Microtubules act as “railroads” that drive intracellular transport in cells. Specifically, they interact with auxiliary proteins to assemble into larger structures and provide a framework for the rest of the cell. Besides, microtubules are formed by α- and β-tubulin heterodimers, which assemble into long hollow polymers. Moreover, their dynamic instability allows microtubules to explore the cellular space and reshape themselves based on intracellular and extracellular signals. Microtubules are present in all characterized eukaryotic organisms. Furthermore, microtubules and their associated proteins form the mitotic spindle, a dynamic self-organizing machine that separates chromosomes during mitosis, which is crucial in all eukaryotic cell processes. Dynamic microtubules remain one of the most successful targets for cancer chemotherapy. Meanwhile, many new drugs targeting microtubules are being tested in clinical trials, and numerous microtubule-active compounds are under development. Nonetheless, the most successful microtubule-targeting chemotherapeutic drugs are Paclitaxel (Taxol) and Vinblastine. Here, we will introduce an orally bioavailable microtubule inhibitor, Ixabepilone.

Ixabepilone is an Orally Bioavailable Microtubule Inhibitor for Cancer Research.
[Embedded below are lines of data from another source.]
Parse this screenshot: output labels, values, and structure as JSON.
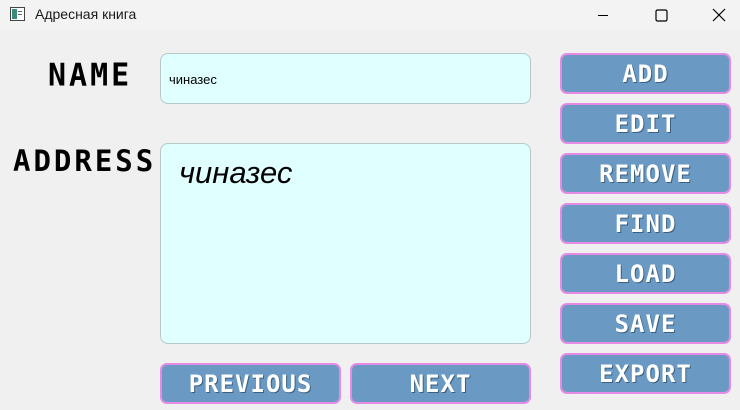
{
  "window": {
    "title": "Адресная книга",
    "icons": {
      "app": "address-book-icon",
      "minimize": "minimize-icon",
      "maximize": "maximize-icon",
      "close": "close-icon"
    }
  },
  "form": {
    "name_label": "NAME",
    "address_label": "ADDRESS",
    "name_value": "чиназес",
    "address_value": "чиназес"
  },
  "buttons": {
    "add": "ADD",
    "edit": "EDIT",
    "remove": "REMOVE",
    "find": "FIND",
    "load": "LOAD",
    "save": "SAVE",
    "export": "EXPORT",
    "previous": "PREVIOUS",
    "next": "NEXT"
  },
  "colors": {
    "button_fill": "#6a9ac4",
    "button_border": "#e58be5",
    "field_background": "#e0ffff"
  }
}
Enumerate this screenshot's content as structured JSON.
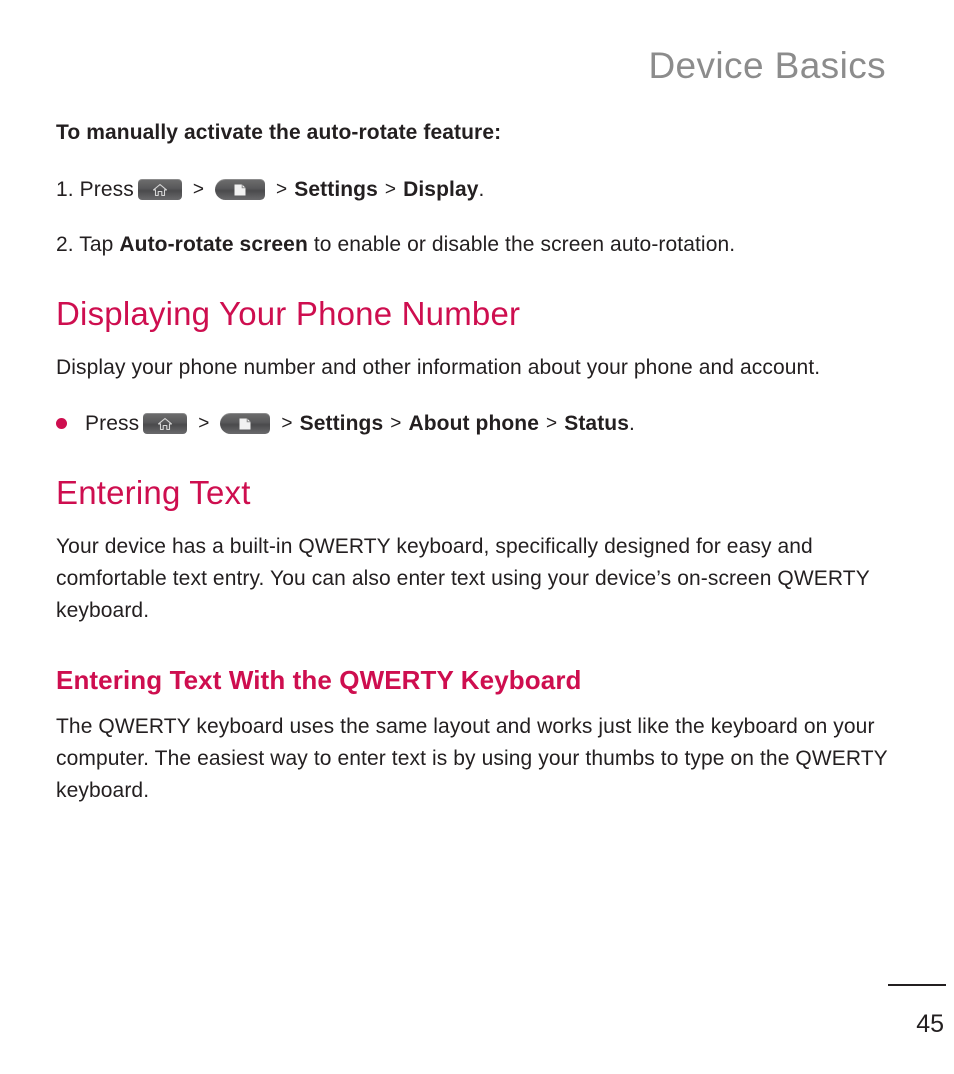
{
  "page": {
    "running_header": "Device Basics",
    "folio": "45",
    "accent_color": "#ce0e4f",
    "header_color": "#8c8c8c",
    "text_color": "#231f20",
    "background_color": "#ffffff"
  },
  "sections": {
    "auto_rotate": {
      "lead": "To manually activate the auto-rotate feature:",
      "step1": {
        "number": "1. ",
        "verb": "Press",
        "home_key": "home-key-icon",
        "menu_key": "menu-key-icon",
        "sep1": ">",
        "sep2": ">",
        "sep3": ">",
        "target1": "Settings",
        "target2": "Display",
        "period": "."
      },
      "step2": {
        "prefix": "2. Tap ",
        "bold": "Auto-rotate screen",
        "suffix": " to enable or disable the screen auto-rotation."
      }
    },
    "displaying_phone_number": {
      "heading": "Displaying Your Phone Number",
      "paragraph": "Display your phone number and other information about your phone and account.",
      "bullet": {
        "verb": "Press",
        "home_key": "home-key-icon",
        "menu_key": "menu-key-icon",
        "sep1": ">",
        "sep2": ">",
        "sep3": ">",
        "sep4": ">",
        "target1": "Settings",
        "target2": "About phone",
        "target3": "Status",
        "period": "."
      }
    },
    "entering_text": {
      "heading": "Entering Text",
      "paragraph": "Your device has a built-in QWERTY keyboard, specifically designed for easy and comfortable text entry. You can also enter text using your device’s on-screen QWERTY keyboard.",
      "subheading": "Entering Text With the QWERTY Keyboard",
      "sub_paragraph": "The QWERTY keyboard uses the same layout and works just like the keyboard on your computer. The easiest way to enter text is by using your thumbs to type on the QWERTY keyboard."
    }
  }
}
Firstly, Ixabepilone (BMS-247550) binds to tubulin and promotes tubulin polymerization and microtubule stabilization. Thereby Ixabepilone arrests cells in the G2-M phase of the cell cycle and induces tumor cell apoptosis.

Again, BMS-247550 blocks cells in the mitotic phase of the cell division cycle. Importantly, BMS-247550 shows rapid systemic clearance and extensive tissue distribution, with a terminal half-life of ∼3 h by i.v. bolus in mice. In particular, BMS-247550 demonstrates antitumor activity that is superior to paclitaxel in both paclitaxel-resistant and -sensitive tumors.

Finally, Ixabepilone is an orally bioavailable microtubule inhibitor and induces tumor cell apoptosis for cancer research.


John T. Mol Cancer Ther February 2009 8; 275.